J Pathol. 2003 Jul;200(4):500-3. doi: 10.1002/path.1427.


The demonstration that fibroblastic cells acquire contractile features during the healing of an open wound, thus modulating into myofibroblasts, has open a new perspective in the understanding of mechanisms leading to wound closure and fibrocontractive diseases. Myofibroblasts synthesize extracellular matrix components such as collagen types I and III and during normal wound healing disappear by apoptosis when epithelialization occurs.

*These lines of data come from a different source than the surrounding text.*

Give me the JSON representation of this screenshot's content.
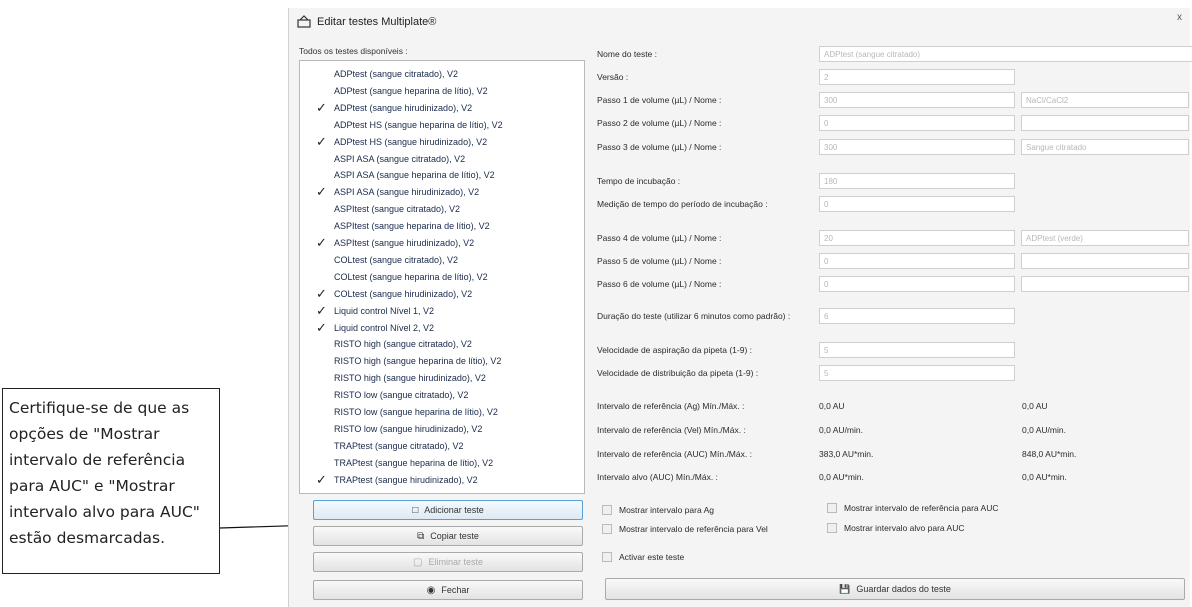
{
  "window": {
    "title": "Editar testes Multiplate®",
    "close_glyph": "x"
  },
  "left": {
    "label": "Todos os testes disponíveis :",
    "tests": [
      {
        "label": "ADPtest (sangue citratado), V2",
        "checked": false
      },
      {
        "label": "ADPtest (sangue heparina de lítio), V2",
        "checked": false
      },
      {
        "label": "ADPtest (sangue hirudinizado), V2",
        "checked": true
      },
      {
        "label": "ADPtest HS (sangue heparina de lítio), V2",
        "checked": false
      },
      {
        "label": "ADPtest HS (sangue hirudinizado), V2",
        "checked": true
      },
      {
        "label": "ASPI ASA (sangue citratado), V2",
        "checked": false
      },
      {
        "label": "ASPI ASA (sangue heparina de lítio), V2",
        "checked": false
      },
      {
        "label": "ASPI ASA (sangue hirudinizado), V2",
        "checked": true
      },
      {
        "label": "ASPItest (sangue citratado), V2",
        "checked": false
      },
      {
        "label": "ASPItest (sangue heparina de lítio), V2",
        "checked": false
      },
      {
        "label": "ASPItest (sangue hirudinizado), V2",
        "checked": true
      },
      {
        "label": "COLtest (sangue citratado), V2",
        "checked": false
      },
      {
        "label": "COLtest (sangue heparina de lítio), V2",
        "checked": false
      },
      {
        "label": "COLtest (sangue hirudinizado), V2",
        "checked": true
      },
      {
        "label": "Liquid control Nível 1, V2",
        "checked": true
      },
      {
        "label": "Liquid control Nível 2, V2",
        "checked": true
      },
      {
        "label": "RISTO high (sangue citratado), V2",
        "checked": false
      },
      {
        "label": "RISTO high (sangue heparina de lítio), V2",
        "checked": false
      },
      {
        "label": "RISTO high (sangue hirudinizado), V2",
        "checked": false
      },
      {
        "label": "RISTO low (sangue citratado), V2",
        "checked": false
      },
      {
        "label": "RISTO low (sangue heparina de lítio), V2",
        "checked": false
      },
      {
        "label": "RISTO low (sangue hirudinizado), V2",
        "checked": false
      },
      {
        "label": "TRAPtest (sangue citratado), V2",
        "checked": false
      },
      {
        "label": "TRAPtest (sangue heparina de lítio), V2",
        "checked": false
      },
      {
        "label": "TRAPtest (sangue hirudinizado), V2",
        "checked": true
      }
    ],
    "buttons": {
      "add": "Adicionar teste",
      "copy": "Copiar teste",
      "delete": "Eliminar teste",
      "close": "Fechar"
    }
  },
  "form": {
    "test_name": {
      "label": "Nome do teste :",
      "value": "ADPtest (sangue citratado)"
    },
    "version": {
      "label": "Versão :",
      "value": "2"
    },
    "step1": {
      "label": "Passo 1 de volume (µL) / Nome :",
      "volume": "300",
      "name": "NaCl/CaCl2"
    },
    "step2": {
      "label": "Passo 2 de volume (µL) / Nome :",
      "volume": "0",
      "name": ""
    },
    "step3": {
      "label": "Passo 3 de volume (µL) / Nome :",
      "volume": "300",
      "name": "Sangue citratado"
    },
    "incubation_time": {
      "label": "Tempo de incubação :",
      "value": "180"
    },
    "incubation_measure": {
      "label": "Medição de tempo do período de incubação :",
      "value": "0"
    },
    "step4": {
      "label": "Passo 4 de volume (µL) / Nome :",
      "volume": "20",
      "name": "ADPtest (verde)"
    },
    "step5": {
      "label": "Passo 5 de volume (µL) / Nome :",
      "volume": "0",
      "name": ""
    },
    "step6": {
      "label": "Passo 6 de volume (µL) / Nome :",
      "volume": "0",
      "name": ""
    },
    "duration": {
      "label": "Duração do teste (utilizar 6 minutos como padrão) :",
      "value": "6"
    },
    "aspiration_speed": {
      "label": "Velocidade de aspiração da pipeta (1-9) :",
      "value": "5"
    },
    "dispense_speed": {
      "label": "Velocidade de distribuição da pipeta (1-9) :",
      "value": "5"
    },
    "ref_ag": {
      "label": "Intervalo de referência (Ag) Mín./Máx. :",
      "min": "0,0 AU",
      "max": "0,0 AU"
    },
    "ref_vel": {
      "label": "Intervalo de referência (Vel) Mín./Máx. :",
      "min": "0,0 AU/min.",
      "max": "0,0 AU/min."
    },
    "ref_auc": {
      "label": "Intervalo de referência (AUC) Mín./Máx. :",
      "min": "383,0 AU*min.",
      "max": "848,0 AU*min."
    },
    "target_auc": {
      "label": "Intervalo alvo (AUC) Mín./Máx. :",
      "min": "0,0 AU*min.",
      "max": "0,0 AU*min."
    },
    "checkboxes": {
      "show_ag": "Mostrar intervalo para Ag",
      "show_ref_auc": "Mostrar intervalo de referência para AUC",
      "show_ref_vel": "Mostrar intervalo de referência para Vel",
      "show_target_auc": "Mostrar intervalo alvo para AUC",
      "activate": "Activar este teste"
    },
    "save_button": "Guardar dados do teste"
  },
  "annotation": {
    "text": "Certifique-se de que as opções de \"Mostrar intervalo de referência para AUC\" e \"Mostrar intervalo alvo para AUC\" estão desmarcadas."
  }
}
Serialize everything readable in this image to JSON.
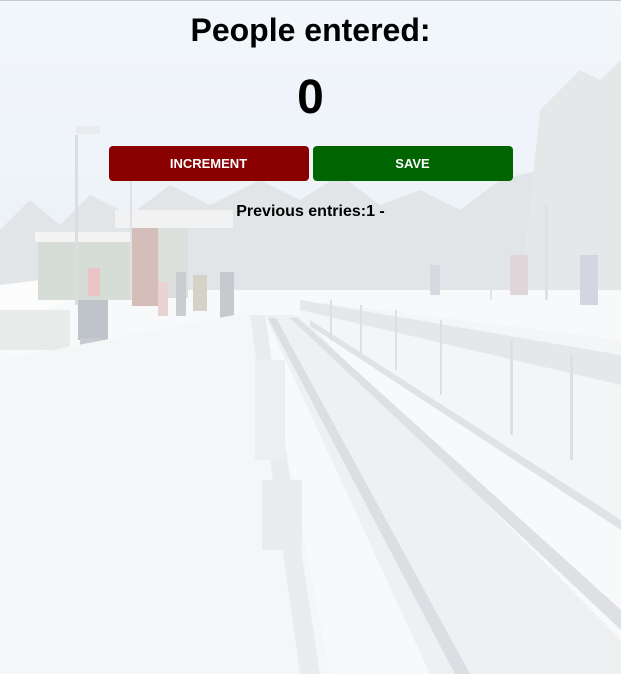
{
  "header": {
    "title": "People entered:"
  },
  "counter": {
    "value": "0"
  },
  "buttons": {
    "increment_label": "INCREMENT",
    "save_label": "SAVE"
  },
  "entries": {
    "label": "Previous entries:",
    "text": "1 -"
  },
  "colors": {
    "increment": "#8b0000",
    "save": "#006400"
  }
}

The transition from fibroblasts to myofibroblasts is influenced by mechanical stress, TGF-beta and cellular fibronectin (ED-A splice variant). These factors also play important roles in the development of fibrocontractive changes, such as those observed in liver cirrhosis, renal fibrosis, and stroma reaction to epithelial tumours.

Publication types

  • Research Support, Non-U.S. Gov't
  • Review

MeSH terms

  • Actins / metabolism
  • Cell Adhesion
  • Cell Differentiation
  • Extracellular Matrix / metabolism*
  • Fibroblasts / metabolism*
  • Humans
  • Integrins / metabolism*
  • Myoblasts / metabolism*
  • Signal Transduction / physiology*
  • Stress, Mechanical
  • Transforming Growth Factor beta / metabolism
  • Wound Healing*


  • Actins
  • Integrins
  • Transforming Growth Factor beta